## Work required
Whenever a line of the data below holds the string "rows", copy that line.

(Website and app data records)
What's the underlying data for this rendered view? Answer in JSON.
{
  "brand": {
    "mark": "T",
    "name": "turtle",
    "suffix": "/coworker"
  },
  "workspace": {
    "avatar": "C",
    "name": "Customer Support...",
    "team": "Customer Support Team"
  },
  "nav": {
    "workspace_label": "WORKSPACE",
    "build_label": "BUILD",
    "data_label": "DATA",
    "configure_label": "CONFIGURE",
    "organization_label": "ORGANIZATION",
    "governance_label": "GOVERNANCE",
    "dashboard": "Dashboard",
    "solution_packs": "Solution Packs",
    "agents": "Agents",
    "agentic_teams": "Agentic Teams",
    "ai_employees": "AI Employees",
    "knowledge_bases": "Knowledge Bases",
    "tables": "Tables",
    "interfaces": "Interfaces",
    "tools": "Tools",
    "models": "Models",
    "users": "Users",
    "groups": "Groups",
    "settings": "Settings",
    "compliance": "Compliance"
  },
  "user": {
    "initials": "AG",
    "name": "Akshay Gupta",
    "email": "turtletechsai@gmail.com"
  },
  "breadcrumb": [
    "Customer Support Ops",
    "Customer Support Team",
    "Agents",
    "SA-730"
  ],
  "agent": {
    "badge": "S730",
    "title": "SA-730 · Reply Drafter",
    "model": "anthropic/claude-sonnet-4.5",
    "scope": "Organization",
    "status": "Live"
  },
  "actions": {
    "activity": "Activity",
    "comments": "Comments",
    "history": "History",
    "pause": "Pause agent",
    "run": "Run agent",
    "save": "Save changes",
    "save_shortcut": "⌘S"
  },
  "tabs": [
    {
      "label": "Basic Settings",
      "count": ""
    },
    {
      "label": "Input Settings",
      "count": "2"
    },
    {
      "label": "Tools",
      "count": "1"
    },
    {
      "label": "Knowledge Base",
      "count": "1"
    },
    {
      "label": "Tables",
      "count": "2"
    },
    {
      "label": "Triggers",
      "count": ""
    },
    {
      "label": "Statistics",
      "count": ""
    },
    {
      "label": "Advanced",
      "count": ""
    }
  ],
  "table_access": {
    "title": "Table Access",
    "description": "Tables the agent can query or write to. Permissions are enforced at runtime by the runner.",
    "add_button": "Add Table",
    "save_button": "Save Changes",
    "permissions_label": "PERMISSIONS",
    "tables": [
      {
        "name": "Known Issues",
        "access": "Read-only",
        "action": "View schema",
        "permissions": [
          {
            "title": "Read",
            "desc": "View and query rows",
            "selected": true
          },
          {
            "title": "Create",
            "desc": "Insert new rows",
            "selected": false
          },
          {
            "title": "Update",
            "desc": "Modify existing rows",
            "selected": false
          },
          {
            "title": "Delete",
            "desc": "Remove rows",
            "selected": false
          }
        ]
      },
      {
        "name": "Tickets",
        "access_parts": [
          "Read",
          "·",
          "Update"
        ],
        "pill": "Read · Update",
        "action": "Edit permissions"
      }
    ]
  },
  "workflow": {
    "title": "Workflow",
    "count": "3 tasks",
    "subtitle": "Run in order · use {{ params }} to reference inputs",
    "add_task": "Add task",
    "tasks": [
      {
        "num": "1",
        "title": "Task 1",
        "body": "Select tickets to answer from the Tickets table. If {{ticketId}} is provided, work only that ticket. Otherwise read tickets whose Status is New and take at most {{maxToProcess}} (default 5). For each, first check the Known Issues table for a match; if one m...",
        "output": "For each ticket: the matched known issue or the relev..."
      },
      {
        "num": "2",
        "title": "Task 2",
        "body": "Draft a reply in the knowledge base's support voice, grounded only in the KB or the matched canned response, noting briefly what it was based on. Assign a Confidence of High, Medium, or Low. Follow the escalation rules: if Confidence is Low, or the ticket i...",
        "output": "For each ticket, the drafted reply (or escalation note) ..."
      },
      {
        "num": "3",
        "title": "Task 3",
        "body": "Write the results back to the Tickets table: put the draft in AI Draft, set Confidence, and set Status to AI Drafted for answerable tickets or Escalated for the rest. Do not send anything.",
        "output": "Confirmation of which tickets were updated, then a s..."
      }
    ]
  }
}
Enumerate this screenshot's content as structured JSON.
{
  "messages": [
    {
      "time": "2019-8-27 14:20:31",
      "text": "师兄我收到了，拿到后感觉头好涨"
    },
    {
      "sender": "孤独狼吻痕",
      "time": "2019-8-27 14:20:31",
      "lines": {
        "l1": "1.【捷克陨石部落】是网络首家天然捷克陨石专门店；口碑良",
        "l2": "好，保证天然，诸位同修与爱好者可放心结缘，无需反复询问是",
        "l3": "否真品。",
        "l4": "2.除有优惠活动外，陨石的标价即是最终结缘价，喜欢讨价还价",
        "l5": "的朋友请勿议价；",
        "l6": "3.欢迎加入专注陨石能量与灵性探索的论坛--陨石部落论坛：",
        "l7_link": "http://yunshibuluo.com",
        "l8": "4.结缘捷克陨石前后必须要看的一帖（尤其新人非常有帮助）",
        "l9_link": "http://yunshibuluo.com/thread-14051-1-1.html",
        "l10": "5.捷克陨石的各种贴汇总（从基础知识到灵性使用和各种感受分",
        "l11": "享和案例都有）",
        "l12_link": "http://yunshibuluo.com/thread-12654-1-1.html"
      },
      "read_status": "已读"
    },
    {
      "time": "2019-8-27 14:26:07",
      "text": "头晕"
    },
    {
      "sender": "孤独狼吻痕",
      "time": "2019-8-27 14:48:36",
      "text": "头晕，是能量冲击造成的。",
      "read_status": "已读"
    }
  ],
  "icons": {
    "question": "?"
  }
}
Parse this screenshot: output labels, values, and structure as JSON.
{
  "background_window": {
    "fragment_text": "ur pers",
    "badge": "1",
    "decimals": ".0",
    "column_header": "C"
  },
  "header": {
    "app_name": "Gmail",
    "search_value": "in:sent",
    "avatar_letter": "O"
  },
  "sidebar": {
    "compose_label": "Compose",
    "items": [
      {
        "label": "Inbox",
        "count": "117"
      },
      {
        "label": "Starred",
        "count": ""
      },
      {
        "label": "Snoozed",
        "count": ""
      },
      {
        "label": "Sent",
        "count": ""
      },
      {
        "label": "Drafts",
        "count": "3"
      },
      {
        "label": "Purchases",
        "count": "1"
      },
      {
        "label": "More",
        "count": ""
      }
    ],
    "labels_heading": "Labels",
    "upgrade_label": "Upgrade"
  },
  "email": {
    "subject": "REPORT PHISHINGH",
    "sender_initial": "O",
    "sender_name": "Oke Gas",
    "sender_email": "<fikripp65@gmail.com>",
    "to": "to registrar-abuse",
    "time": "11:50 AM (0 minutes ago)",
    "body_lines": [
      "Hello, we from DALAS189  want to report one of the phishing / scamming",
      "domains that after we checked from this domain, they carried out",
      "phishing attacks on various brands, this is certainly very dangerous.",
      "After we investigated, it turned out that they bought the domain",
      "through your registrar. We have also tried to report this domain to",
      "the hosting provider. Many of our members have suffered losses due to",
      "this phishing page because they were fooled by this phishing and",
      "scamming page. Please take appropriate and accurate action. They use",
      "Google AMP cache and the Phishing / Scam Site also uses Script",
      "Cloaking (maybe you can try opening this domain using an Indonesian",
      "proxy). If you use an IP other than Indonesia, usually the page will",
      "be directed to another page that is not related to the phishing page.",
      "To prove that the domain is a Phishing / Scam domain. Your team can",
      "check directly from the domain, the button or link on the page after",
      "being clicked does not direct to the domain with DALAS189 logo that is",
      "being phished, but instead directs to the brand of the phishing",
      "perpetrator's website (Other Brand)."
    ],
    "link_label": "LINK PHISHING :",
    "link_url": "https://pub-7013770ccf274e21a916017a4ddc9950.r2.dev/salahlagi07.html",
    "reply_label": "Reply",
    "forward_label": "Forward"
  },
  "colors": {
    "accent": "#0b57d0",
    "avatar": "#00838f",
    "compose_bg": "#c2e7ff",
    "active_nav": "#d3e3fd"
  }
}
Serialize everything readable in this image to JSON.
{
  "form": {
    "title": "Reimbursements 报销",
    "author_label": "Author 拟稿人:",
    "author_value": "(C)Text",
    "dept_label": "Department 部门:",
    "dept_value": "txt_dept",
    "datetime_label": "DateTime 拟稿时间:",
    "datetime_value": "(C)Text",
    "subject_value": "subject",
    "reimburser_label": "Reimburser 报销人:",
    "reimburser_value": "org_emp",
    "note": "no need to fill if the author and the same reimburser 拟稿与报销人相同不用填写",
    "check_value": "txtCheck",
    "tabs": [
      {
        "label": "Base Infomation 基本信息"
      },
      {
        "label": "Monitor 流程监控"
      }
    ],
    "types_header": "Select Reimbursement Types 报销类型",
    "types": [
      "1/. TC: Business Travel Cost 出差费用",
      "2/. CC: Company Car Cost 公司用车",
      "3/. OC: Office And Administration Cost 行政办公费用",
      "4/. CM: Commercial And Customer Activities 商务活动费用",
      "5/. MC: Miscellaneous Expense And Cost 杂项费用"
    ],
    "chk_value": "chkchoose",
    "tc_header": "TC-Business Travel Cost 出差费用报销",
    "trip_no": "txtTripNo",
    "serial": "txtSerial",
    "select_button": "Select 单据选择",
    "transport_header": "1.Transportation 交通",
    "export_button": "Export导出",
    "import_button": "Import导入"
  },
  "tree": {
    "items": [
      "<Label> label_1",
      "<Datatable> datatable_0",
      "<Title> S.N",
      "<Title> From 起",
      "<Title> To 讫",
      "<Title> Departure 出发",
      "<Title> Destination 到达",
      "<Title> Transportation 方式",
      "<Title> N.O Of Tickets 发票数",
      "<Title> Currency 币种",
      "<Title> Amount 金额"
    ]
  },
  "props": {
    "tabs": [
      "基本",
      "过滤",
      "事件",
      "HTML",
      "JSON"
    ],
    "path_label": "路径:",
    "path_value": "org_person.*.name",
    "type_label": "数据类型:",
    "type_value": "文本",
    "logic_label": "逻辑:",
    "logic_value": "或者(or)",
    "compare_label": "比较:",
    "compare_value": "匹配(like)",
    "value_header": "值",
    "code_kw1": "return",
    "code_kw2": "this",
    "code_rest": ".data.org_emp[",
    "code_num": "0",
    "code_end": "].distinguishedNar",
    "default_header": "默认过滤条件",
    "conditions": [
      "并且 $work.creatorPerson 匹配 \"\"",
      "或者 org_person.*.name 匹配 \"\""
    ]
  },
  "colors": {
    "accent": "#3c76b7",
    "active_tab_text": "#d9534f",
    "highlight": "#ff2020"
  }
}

## Result
            "desc": "View and query rows",
            "desc": "Insert new rows",
            "desc": "Modify existing rows",
            "desc": "Remove rows",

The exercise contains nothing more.